Last spring FRIENDS led the effort of local and national preservation groups, along with elected officials, to file an amicus curiae brief on behalf of the City of New York in the ongoing battle to stop the demolition of two historic buildings, part of the City and Suburban Homes First
Responding to pressure from civic groups including Carnegie Hill Neighbors and FRIENDS, in addition to our elected officials Council Member Ben Kallos and Manhattan Borough President Gale Brewer, and the power of the press, the New York City Buildings Department has ordered a stop to all construction on the luxury
An article in Monday’s New York Times, “4-Foot-Wide Lot, Carved Out by Developers, Causes Big Stir in Manhattan,” highlights a development project of serious concern to FRIENDS and other neighborhood advocates.
Last November the Landmarks Preservation Commission announced a plan to remove nearly 100 buildings from consideration for designation. When a building passes the Commission’s initial review and is found to meet their basic requirements for designation, it is put on their calendar for a public hearing.
You will remember that the Department of City Planning held a scoping hearing on the proposed Zoning for Quality and Affordability Text Amendment earlier this spring.
As any good preservationist would, I will start with a bit of history. In 1985, our founding president, Halina Rosenthal, wrote to our members:
Friends of the Upper East Side Historic District (FRIENDS) and prominent local and national preservation groups, along with elected officials, have filed an amicus curiae brief on behalf of the City of New York in an ongoing battle to stop the demolition of two historic properties.
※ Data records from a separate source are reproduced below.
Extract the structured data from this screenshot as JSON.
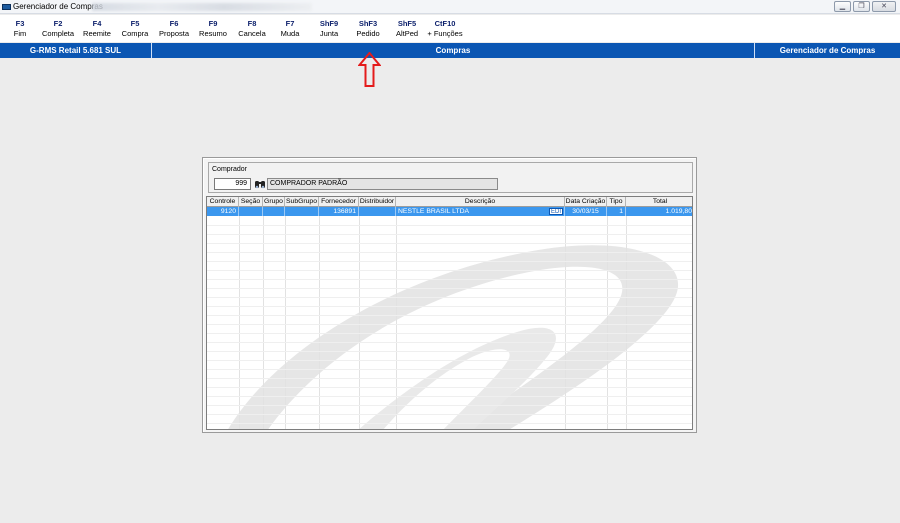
{
  "window": {
    "title": "Gerenciador de Compras",
    "buttons": [
      "▁",
      "❐",
      "✕"
    ]
  },
  "toolbar": [
    {
      "key": "F3",
      "label": "Fim"
    },
    {
      "key": "F2",
      "label": "Completa"
    },
    {
      "key": "F4",
      "label": "Reemite"
    },
    {
      "key": "F5",
      "label": "Compra"
    },
    {
      "key": "F6",
      "label": "Proposta"
    },
    {
      "key": "F9",
      "label": "Resumo"
    },
    {
      "key": "F8",
      "label": "Cancela"
    },
    {
      "key": "F7",
      "label": "Muda"
    },
    {
      "key": "ShF9",
      "label": "Junta"
    },
    {
      "key": "ShF3",
      "label": "Pedido"
    },
    {
      "key": "ShF5",
      "label": "AltPed"
    },
    {
      "key": "CtF10",
      "label": "+ Funções"
    }
  ],
  "statusbar": {
    "left": "G-RMS Retail 5.681 SUL",
    "center": "Compras",
    "right": "Gerenciador de Compras",
    "color": "#0b56b3"
  },
  "annotation": {
    "icon": "red-up-arrow",
    "color": "#e41b1b"
  },
  "comprador": {
    "label": "Comprador",
    "code": "999",
    "name": "COMPRADOR PADRÃO"
  },
  "grid": {
    "columns": [
      "Controle",
      "Seção",
      "Grupo",
      "SubGrupo",
      "Fornecedor",
      "Distribuidor",
      "Descrição",
      "Data Criação",
      "Tipo",
      "Total"
    ],
    "rows": [
      {
        "controle": "9120",
        "secao": "",
        "grupo": "",
        "subgrupo": "",
        "fornecedor": "136891",
        "distribuidor": "",
        "descricao": "NESTLE BRASIL LTDA",
        "badge": "EDI",
        "data_criacao": "30/03/15",
        "tipo": "1",
        "total": "1.019,80"
      }
    ],
    "selected_color": "#3b97ee"
  }
}
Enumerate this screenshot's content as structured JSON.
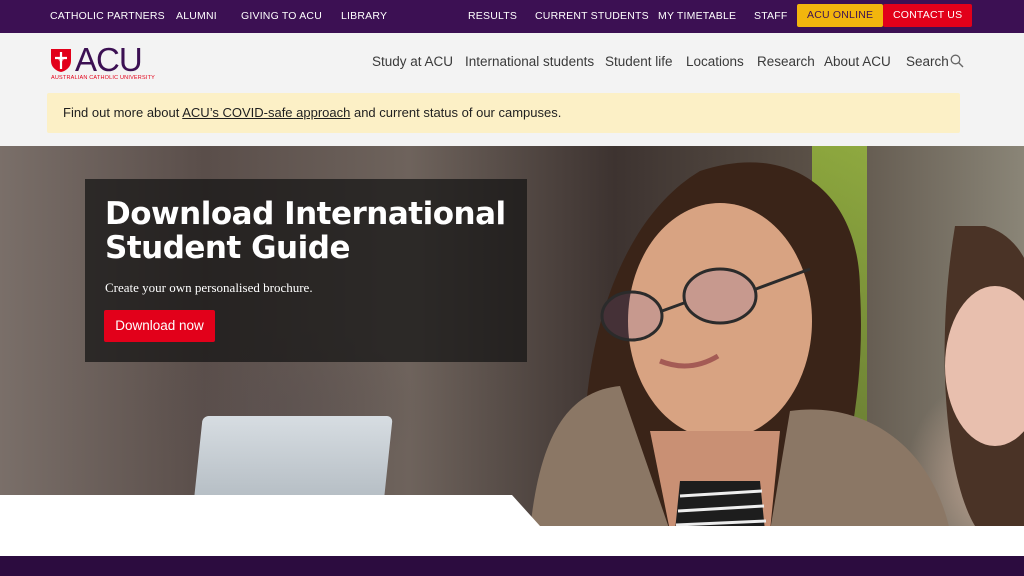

On Tuesday, December 9th, the Landmarks Preservation Commission will vote on an administrative action to “de-calendar” nearly 100 buildings under consideration for landmark status. As an administrative action, there will be no opportunity for public comment and thus no public notification requirement.